Exercise objective » The data below is to be set down exactly.

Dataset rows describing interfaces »
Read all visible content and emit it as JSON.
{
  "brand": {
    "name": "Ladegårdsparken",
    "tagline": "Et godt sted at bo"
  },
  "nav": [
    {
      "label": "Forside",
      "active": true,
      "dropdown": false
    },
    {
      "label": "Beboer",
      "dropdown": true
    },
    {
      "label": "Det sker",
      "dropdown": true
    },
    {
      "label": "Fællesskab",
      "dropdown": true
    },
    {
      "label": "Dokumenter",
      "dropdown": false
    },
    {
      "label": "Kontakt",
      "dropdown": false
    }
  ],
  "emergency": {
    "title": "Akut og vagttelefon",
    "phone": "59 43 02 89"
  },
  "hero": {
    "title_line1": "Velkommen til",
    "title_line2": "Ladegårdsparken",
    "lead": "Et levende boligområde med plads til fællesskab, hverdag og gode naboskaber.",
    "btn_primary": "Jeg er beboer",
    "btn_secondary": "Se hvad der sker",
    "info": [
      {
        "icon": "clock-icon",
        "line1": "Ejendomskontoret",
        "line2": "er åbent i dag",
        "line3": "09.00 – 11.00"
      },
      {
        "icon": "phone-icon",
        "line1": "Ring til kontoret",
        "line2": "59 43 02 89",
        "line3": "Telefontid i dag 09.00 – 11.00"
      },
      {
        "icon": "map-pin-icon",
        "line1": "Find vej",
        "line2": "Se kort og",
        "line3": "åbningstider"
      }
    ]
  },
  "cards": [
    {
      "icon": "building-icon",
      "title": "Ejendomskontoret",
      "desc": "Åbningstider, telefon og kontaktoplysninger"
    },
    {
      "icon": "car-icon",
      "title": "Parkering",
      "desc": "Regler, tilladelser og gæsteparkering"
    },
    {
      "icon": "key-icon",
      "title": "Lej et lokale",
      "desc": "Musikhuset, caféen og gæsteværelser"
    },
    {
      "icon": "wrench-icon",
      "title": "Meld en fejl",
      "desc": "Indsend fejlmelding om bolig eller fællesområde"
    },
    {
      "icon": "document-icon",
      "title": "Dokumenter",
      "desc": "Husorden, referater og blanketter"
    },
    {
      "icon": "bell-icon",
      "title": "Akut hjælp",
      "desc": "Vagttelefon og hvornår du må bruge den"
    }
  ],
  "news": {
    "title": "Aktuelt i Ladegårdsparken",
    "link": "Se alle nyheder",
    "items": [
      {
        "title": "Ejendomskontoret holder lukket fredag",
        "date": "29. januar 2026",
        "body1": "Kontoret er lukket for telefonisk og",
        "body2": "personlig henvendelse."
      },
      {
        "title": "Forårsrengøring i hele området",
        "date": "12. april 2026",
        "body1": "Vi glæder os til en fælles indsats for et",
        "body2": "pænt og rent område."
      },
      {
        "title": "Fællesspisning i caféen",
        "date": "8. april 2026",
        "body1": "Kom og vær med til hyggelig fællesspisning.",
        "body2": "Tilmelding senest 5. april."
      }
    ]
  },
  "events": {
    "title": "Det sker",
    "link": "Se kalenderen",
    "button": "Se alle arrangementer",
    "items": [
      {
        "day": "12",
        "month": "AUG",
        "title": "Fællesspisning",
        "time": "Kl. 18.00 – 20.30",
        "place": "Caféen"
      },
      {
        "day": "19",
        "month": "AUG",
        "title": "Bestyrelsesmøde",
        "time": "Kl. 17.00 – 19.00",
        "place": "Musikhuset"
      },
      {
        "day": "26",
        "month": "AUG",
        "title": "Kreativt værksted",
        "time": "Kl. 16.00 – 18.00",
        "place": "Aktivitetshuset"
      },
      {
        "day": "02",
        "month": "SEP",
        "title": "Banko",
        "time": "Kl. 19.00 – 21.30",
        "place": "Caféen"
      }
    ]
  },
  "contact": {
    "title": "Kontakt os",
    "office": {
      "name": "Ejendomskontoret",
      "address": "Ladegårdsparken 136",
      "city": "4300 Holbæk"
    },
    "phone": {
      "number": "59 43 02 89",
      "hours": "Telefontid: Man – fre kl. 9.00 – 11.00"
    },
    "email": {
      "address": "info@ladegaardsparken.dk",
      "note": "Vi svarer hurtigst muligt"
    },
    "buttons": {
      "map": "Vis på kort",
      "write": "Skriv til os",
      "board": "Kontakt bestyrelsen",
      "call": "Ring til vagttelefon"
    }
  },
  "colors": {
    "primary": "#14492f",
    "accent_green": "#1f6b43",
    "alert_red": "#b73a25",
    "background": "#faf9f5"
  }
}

Finished task »
Read all visible content and emit it as JSON.
{
  "brand": {
    "name": "Ladegårdsparken",
    "tagline": "Et godt sted at bo"
  },
  "nav": [
    {
      "label": "Forside",
      "active": true,
      "dropdown": false
    },
    {
      "label": "Beboer",
      "dropdown": true
    },
    {
      "label": "Det sker",
      "dropdown": true
    },
    {
      "label": "Fællesskab",
      "dropdown": true
    },
    {
      "label": "Dokumenter",
      "dropdown": false
    },
    {
      "label": "Kontakt",
      "dropdown": false
    }
  ],
  "emergency": {
    "title": "Akut og vagttelefon",
    "phone": "59 43 02 89"
  },
  "hero": {
    "title_line1": "Velkommen til",
    "title_line2": "Ladegårdsparken",
    "lead": "Et levende boligområde med plads til fællesskab, hverdag og gode naboskaber.",
    "btn_primary": "Jeg er beboer",
    "btn_secondary": "Se hvad der sker",
    "info": [
      {
        "icon": "clock-icon",
        "line1": "Ejendomskontoret",
        "line2": "er åbent i dag",
        "line3": "09.00 – 11.00"
      },
      {
        "icon": "phone-icon",
        "line1": "Ring til kontoret",
        "line2": "59 43 02 89",
        "line3": "Telefontid i dag 09.00 – 11.00"
      },
      {
        "icon": "map-pin-icon",
        "line1": "Find vej",
        "line2": "Se kort og",
        "line3": "åbningstider"
      }
    ]
  },
  "cards": [
    {
      "icon": "building-icon",
      "title": "Ejendomskontoret",
      "desc": "Åbningstider, telefon og kontaktoplysninger"
    },
    {
      "icon": "car-icon",
      "title": "Parkering",
      "desc": "Regler, tilladelser og gæsteparkering"
    },
    {
      "icon": "key-icon",
      "title": "Lej et lokale",
      "desc": "Musikhuset, caféen og gæsteværelser"
    },
    {
      "icon": "wrench-icon",
      "title": "Meld en fejl",
      "desc": "Indsend fejlmelding om bolig eller fællesområde"
    },
    {
      "icon": "document-icon",
      "title": "Dokumenter",
      "desc": "Husorden, referater og blanketter"
    },
    {
      "icon": "bell-icon",
      "title": "Akut hjælp",
      "desc": "Vagttelefon og hvornår du må bruge den"
    }
  ],
  "news": {
    "title": "Aktuelt i Ladegårdsparken",
    "link": "Se alle nyheder",
    "items": [
      {
        "title": "Ejendomskontoret holder lukket fredag",
        "date": "29. januar 2026",
        "body1": "Kontoret er lukket for telefonisk og",
        "body2": "personlig henvendelse."
      },
      {
        "title": "Forårsrengøring i hele området",
        "date": "12. april 2026",
        "body1": "Vi glæder os til en fælles indsats for et",
        "body2": "pænt og rent område."
      },
      {
        "title": "Fællesspisning i caféen",
        "date": "8. april 2026",
        "body1": "Kom og vær med til hyggelig fællesspisning.",
        "body2": "Tilmelding senest 5. april."
      }
    ]
  },
  "events": {
    "title": "Det sker",
    "link": "Se kalenderen",
    "button": "Se alle arrangementer",
    "items": [
      {
        "day": "12",
        "month": "AUG",
        "title": "Fællesspisning",
        "time": "Kl. 18.00 – 20.30",
        "place": "Caféen"
      },
      {
        "day": "19",
        "month": "AUG",
        "title": "Bestyrelsesmøde",
        "time": "Kl. 17.00 – 19.00",
        "place": "Musikhuset"
      },
      {
        "day": "26",
        "month": "AUG",
        "title": "Kreativt værksted",
        "time": "Kl. 16.00 – 18.00",
        "place": "Aktivitetshuset"
      },
      {
        "day": "02",
        "month": "SEP",
        "title": "Banko",
        "time": "Kl. 19.00 – 21.30",
        "place": "Caféen"
      }
    ]
  },
  "contact": {
    "title": "Kontakt os",
    "office": {
      "name": "Ejendomskontoret",
      "address": "Ladegårdsparken 136",
      "city": "4300 Holbæk"
    },
    "phone": {
      "number": "59 43 02 89",
      "hours": "Telefontid: Man – fre kl. 9.00 – 11.00"
    },
    "email": {
      "address": "info@ladegaardsparken.dk",
      "note": "Vi svarer hurtigst muligt"
    },
    "buttons": {
      "map": "Vis på kort",
      "write": "Skriv til os",
      "board": "Kontakt bestyrelsen",
      "call": "Ring til vagttelefon"
    }
  },
  "colors": {
    "primary": "#14492f",
    "accent_green": "#1f6b43",
    "alert_red": "#b73a25",
    "background": "#faf9f5"
  }
}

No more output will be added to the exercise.